You have shown me more than the problems we face, but also solutions to these problems. After reading your editorial I’m no longer ignorant towards learning about my peoples past I am more open to it. We have started another editorial of yours and I cannot wait to finish it and be empowered.
Dear Mr. Aimiuwu,
My name is Gyse Sorrell and i am a senior at Peekskilll highschool.I have read your account by the name of ” A Documentary in Need of a Solution” and i love it.You have opened the eyes of many people of the african american race. You have not only discussed the issues that were pin pointed out in cnn’s” Black in America”, but you have also brought about several ideas as to why these issues even exist and is still existing to day.
You also brought up a good point when you stated that the documentary was not fulfilling its “neccessary duty”.It was supossed to address solutions to these current issues yet it did not. I agree with everything you have stated one hundred percent.I agree with you because most of the “social or cultural documentaries” are not achieving or fulfilling the main goal of the show.Indeed that is to “make non-members of a group willingly carry the cross for another in all walks of life”.

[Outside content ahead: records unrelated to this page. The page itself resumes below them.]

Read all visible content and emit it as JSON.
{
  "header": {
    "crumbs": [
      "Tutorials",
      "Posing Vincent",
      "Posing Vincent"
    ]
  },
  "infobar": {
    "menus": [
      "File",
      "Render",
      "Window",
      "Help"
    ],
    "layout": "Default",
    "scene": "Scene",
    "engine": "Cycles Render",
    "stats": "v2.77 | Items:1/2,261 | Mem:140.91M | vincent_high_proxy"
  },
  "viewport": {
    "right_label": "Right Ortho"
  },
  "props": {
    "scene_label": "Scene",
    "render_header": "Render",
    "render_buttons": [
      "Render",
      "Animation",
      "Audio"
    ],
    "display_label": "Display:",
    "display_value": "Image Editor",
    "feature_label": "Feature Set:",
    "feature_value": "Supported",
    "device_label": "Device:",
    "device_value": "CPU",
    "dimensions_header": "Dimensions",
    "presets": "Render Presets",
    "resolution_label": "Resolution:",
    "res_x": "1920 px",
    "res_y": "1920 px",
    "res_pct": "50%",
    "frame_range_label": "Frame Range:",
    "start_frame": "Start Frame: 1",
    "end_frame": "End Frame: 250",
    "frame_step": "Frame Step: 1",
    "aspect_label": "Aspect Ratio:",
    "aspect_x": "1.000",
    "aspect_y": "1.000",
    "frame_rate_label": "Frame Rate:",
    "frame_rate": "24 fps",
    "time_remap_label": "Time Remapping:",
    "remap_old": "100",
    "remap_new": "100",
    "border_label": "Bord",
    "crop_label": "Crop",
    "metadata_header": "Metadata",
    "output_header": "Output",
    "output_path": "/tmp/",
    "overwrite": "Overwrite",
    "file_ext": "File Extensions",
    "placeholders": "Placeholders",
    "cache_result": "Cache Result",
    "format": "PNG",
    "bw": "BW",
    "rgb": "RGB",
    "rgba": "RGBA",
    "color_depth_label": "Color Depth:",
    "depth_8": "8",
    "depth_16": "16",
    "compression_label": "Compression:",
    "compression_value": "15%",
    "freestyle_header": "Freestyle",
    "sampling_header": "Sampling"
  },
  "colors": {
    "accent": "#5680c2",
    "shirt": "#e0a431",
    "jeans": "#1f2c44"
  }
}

I think this account that you have written will actually make the media, Black American Scholars and political leaders see this as an opportunity to change and create solutions to the these issues.Thanks for speaking out on this important issue that needed to be adressed.
Sincerly, Gyse Sorrell